CDF Applauds the Reintroduction of the Child Care for Working Families Act

May 1, 2023 | National

Senator Patty Murray and Representative Bobby Scott have reintroduced the Child Care for Working Families Act. This act comprehensively improves our nation’s early care and learning system through much-needed investments and expanded access to affordable, high-quality early learning programs.  

We know the brain develops more rapidly in the first five years of a child’s life than at any other point. When a child has access to quality early childhood development and learning opportunities, they receive the supportive environments needed to promote self-confidence and foster a love of learning that translates to future academic achievement and successful transitions into adulthood.  

Despite this, this nation’s early learning and care system has long been underfunded and inadequate. The COVID-19 pandemic exacerbated these issues, with many providers facing permanent closures in a system that with inadequate supply and many parents, primarily mothers, quitting their jobs to fill in the gaps of an insufficient system. Even when child care slots are available, the cost is often out of reach for many families, with center-based child care for infants costing more than public tuition in 34 states and the District of Columbia. few children have access to affordable quality early care and learning opportunities, and too many workers in the early care and learning workforce earn low wages.  

The persistent problems and underinvestment in our nation’s early learning and care system stem from racial injustice. While Black children enroll in Early Childhood Education ECE at similar rates to their White peers, the quality of their preschool experiences differs, with Black children, on average, attending programs of lower quality. Additionally, 40% of the child care workforce are women of color, and on average, early educators face rates of poverty 7.7 times higher than teachers in K-8 school systems. A focus and commitment to equity and racial justice can solve these problems. We need to ensure that all children have access to high-quality environments and that Black and Brown women supporting the care of our children receive equitable and just compensation.  

The Child Care for Working Families Act would take a huge step forward in addressing the nation’s child care crisis. Specifically, the bill would:  

  • Cap child care costs at 7% of income for working families and make child care free for the lowest income families  
  • Improve the quality and supply of child care by supporting child care for children who are dual-language learners, children experiencing homelessness, and children in foster care as well as increasing care options for children who receive care during non-traditional hours; 
  • Expand access to high-quality preschool programs; and 
  • Support living wages for child care workers. 
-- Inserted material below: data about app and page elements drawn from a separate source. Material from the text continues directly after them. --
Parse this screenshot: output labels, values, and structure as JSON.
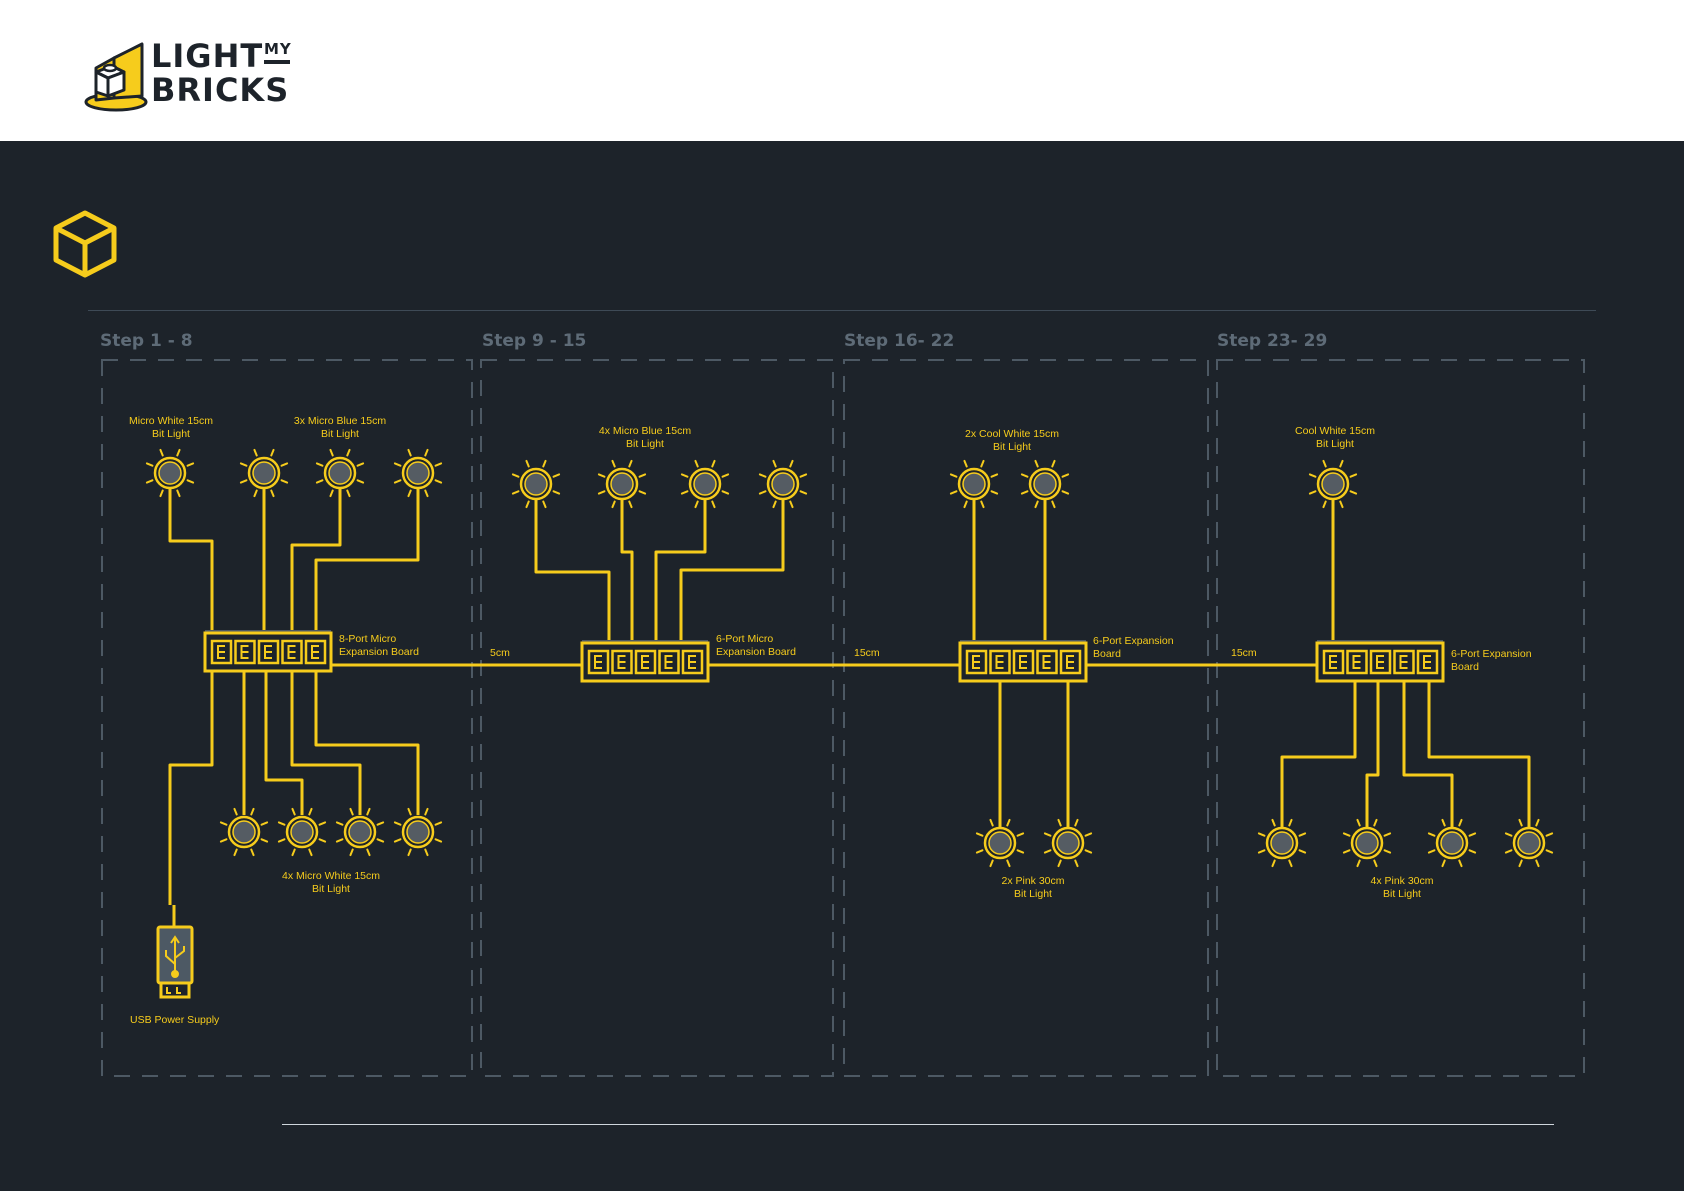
{
  "brand": {
    "line1": "LIGHT",
    "line2": "BRICKS",
    "small": "MY"
  },
  "colors": {
    "accent": "#f6cc1c",
    "background": "#1d232a",
    "header": "#ffffff",
    "dashes": "#4d5964"
  },
  "icons": {
    "header_icon": "cube-icon",
    "power": "usb-icon"
  },
  "steps": [
    {
      "title": "Step 1 - 8"
    },
    {
      "title": "Step 9 - 15"
    },
    {
      "title": "Step 16- 22"
    },
    {
      "title": "Step 23- 29"
    }
  ],
  "labels": {
    "s1_top_left": [
      "Micro White 15cm",
      "Bit Light"
    ],
    "s1_top_right": [
      "3x Micro Blue 15cm",
      "Bit Light"
    ],
    "s1_board": [
      "8-Port Micro",
      "Expansion Board"
    ],
    "s1_bottom": [
      "4x Micro White 15cm",
      "Bit Light"
    ],
    "s1_usb": "USB Power Supply",
    "s2_top": [
      "4x Micro Blue 15cm",
      "Bit Light"
    ],
    "s2_board": [
      "6-Port Micro",
      "Expansion Board"
    ],
    "s2_cable": "5cm",
    "s3_top": [
      "2x Cool White 15cm",
      "Bit Light"
    ],
    "s3_board": [
      "6-Port Expansion",
      "Board"
    ],
    "s3_cable": "15cm",
    "s3_bottom": [
      "2x Pink 30cm",
      "Bit Light"
    ],
    "s4_top": [
      "Cool White 15cm",
      "Bit Light"
    ],
    "s4_board": [
      "6-Port Expansion",
      "Board"
    ],
    "s4_cable": "15cm",
    "s4_bottom": [
      "4x Pink 30cm",
      "Bit Light"
    ]
  }
}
Last week, the House passed a bill that would cut federal spending and reduce investments early care and learning programs, that could lead to 200,000 fewer children enrolled in Head Start and 180,000 children losing their child care subsidy. We should be expanding investments in children, not reducing them. When too few children have access to quality and affordable care, the Child Care for Working Families Act and the critical investments it would provide are needed now more than ever.  

Children’s Defense Fund is proud to endorse this legislation and is committed to working towards an equitable and accessible early learning and care system that this legislation can provide as we envision a nation where marginalized children flourish, leaders prioritize their well-being, and communities wield the power to ensure they thrive.